Description of the task =>
Pick the lines holding the string "value" out of the records and copy them.
================
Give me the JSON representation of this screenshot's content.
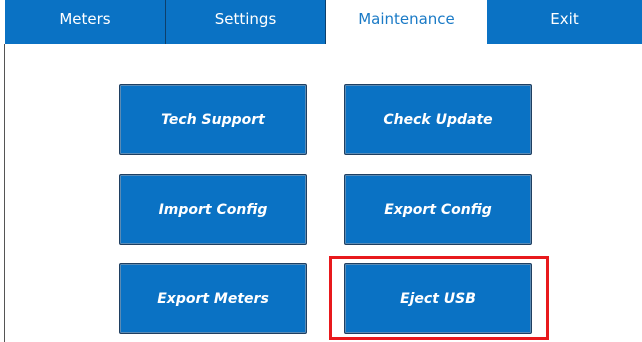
{
  "tabs": [
    {
      "label": "Meters",
      "active": false
    },
    {
      "label": "Settings",
      "active": false
    },
    {
      "label": "Maintenance",
      "active": true
    },
    {
      "label": "Exit",
      "active": false
    }
  ],
  "buttons": {
    "tech_support": "Tech Support",
    "check_update": "Check Update",
    "import_config": "Import Config",
    "export_config": "Export Config",
    "export_meters": "Export Meters",
    "eject_usb": "Eject USB"
  },
  "colors": {
    "accent": "#0a72c4",
    "highlight": "#e8191c"
  }
}
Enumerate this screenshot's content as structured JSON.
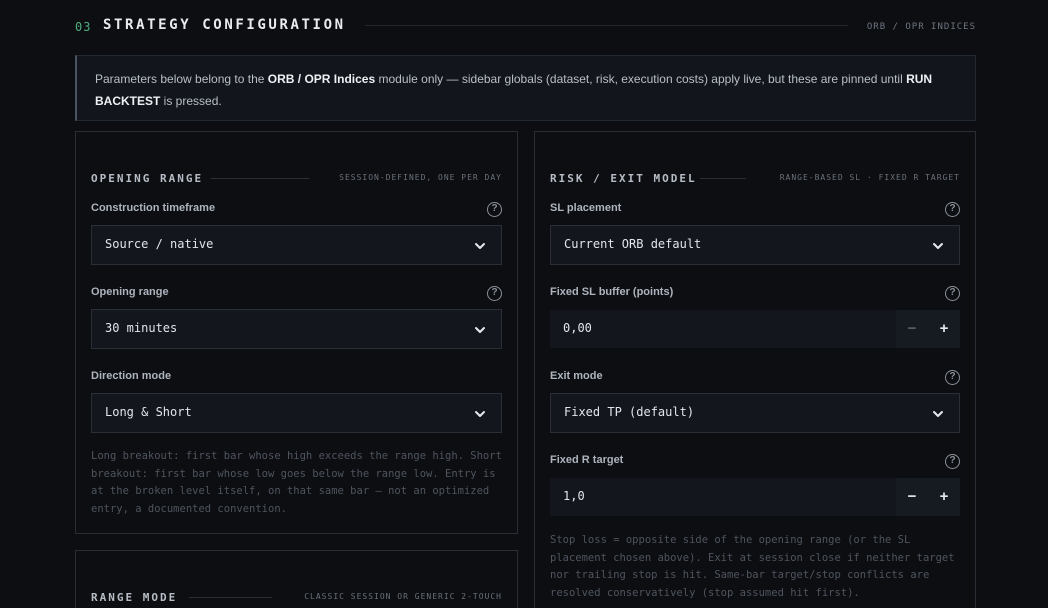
{
  "section": {
    "number": "03",
    "title": "STRATEGY CONFIGURATION",
    "tag": "ORB / OPR INDICES"
  },
  "info": {
    "part1": "Parameters below belong to the ",
    "module": "ORB / OPR Indices",
    "part2": " module only — sidebar globals (dataset, risk, execution costs) apply live, but these are pinned until ",
    "action": "RUN BACKTEST",
    "part3": " is pressed."
  },
  "opening_range": {
    "title": "OPENING RANGE",
    "tag": "SESSION-DEFINED, ONE PER DAY",
    "fields": {
      "construction": {
        "label": "Construction timeframe",
        "value": "Source / native"
      },
      "range": {
        "label": "Opening range",
        "value": "30 minutes"
      },
      "direction": {
        "label": "Direction mode",
        "value": "Long & Short"
      }
    },
    "note": "Long breakout: first bar whose high exceeds the range high. Short breakout: first bar whose low goes below the range low. Entry is at the broken level itself, on that same bar — not an optimized entry, a documented convention."
  },
  "risk_exit": {
    "title": "RISK / EXIT MODEL",
    "tag": "RANGE-BASED SL · FIXED R TARGET",
    "fields": {
      "sl_placement": {
        "label": "SL placement",
        "value": "Current ORB default"
      },
      "sl_buffer": {
        "label": "Fixed SL buffer (points)",
        "value": "0,00"
      },
      "exit_mode": {
        "label": "Exit mode",
        "value": "Fixed TP (default)"
      },
      "r_target": {
        "label": "Fixed R target",
        "value": "1,0"
      }
    },
    "note": "Stop loss = opposite side of the opening range (or the SL placement chosen above). Exit at session close if neither target nor trailing stop is hit. Same-bar target/stop conflicts are resolved conservatively (stop assumed hit first)."
  },
  "range_mode": {
    "title": "RANGE MODE",
    "tag": "CLASSIC SESSION OR GENERIC 2-TOUCH"
  },
  "controls": {
    "help": "?",
    "minus": "−",
    "plus": "+"
  }
}
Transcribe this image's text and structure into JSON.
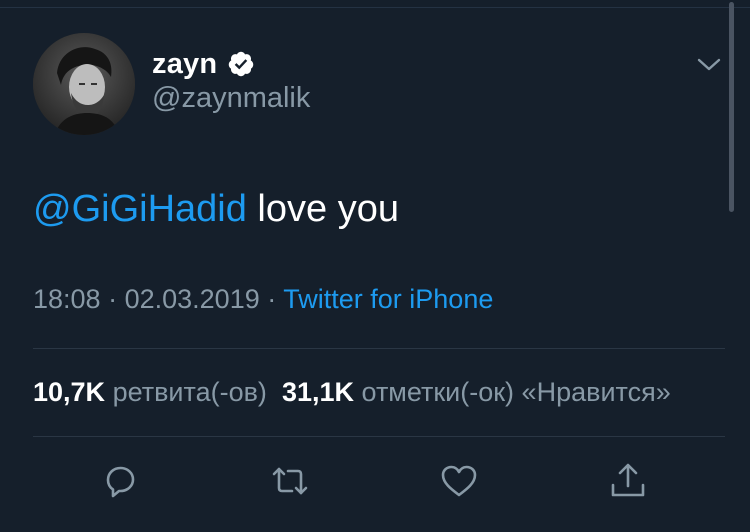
{
  "tweet": {
    "display_name": "zayn",
    "handle": "@zaynmalik",
    "mention": "@GiGiHadid",
    "text": " love you",
    "time": "18:08",
    "date": "02.03.2019",
    "source": "Twitter for iPhone"
  },
  "stats": {
    "retweets_count": "10,7K",
    "retweets_label": "ретвита(-ов)",
    "likes_count": "31,1K",
    "likes_label": "отметки(-ок) «Нравится»"
  },
  "icons": {
    "verified": "verified-badge-icon",
    "menu": "chevron-down-icon",
    "reply": "reply-icon",
    "retweet": "retweet-icon",
    "like": "heart-icon",
    "share": "share-icon"
  },
  "colors": {
    "background": "#151f2b",
    "accent": "#1d9bf0",
    "secondary_text": "#8899a6",
    "primary_text": "#ffffff"
  }
}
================
The completed task =>
        "value": "Source / native"
        "value": "30 minutes"
        "value": "Long & Short"
        "value": "Current ORB default"
        "value": "0,00"
        "value": "Fixed TP (default)"
        "value": "1,0"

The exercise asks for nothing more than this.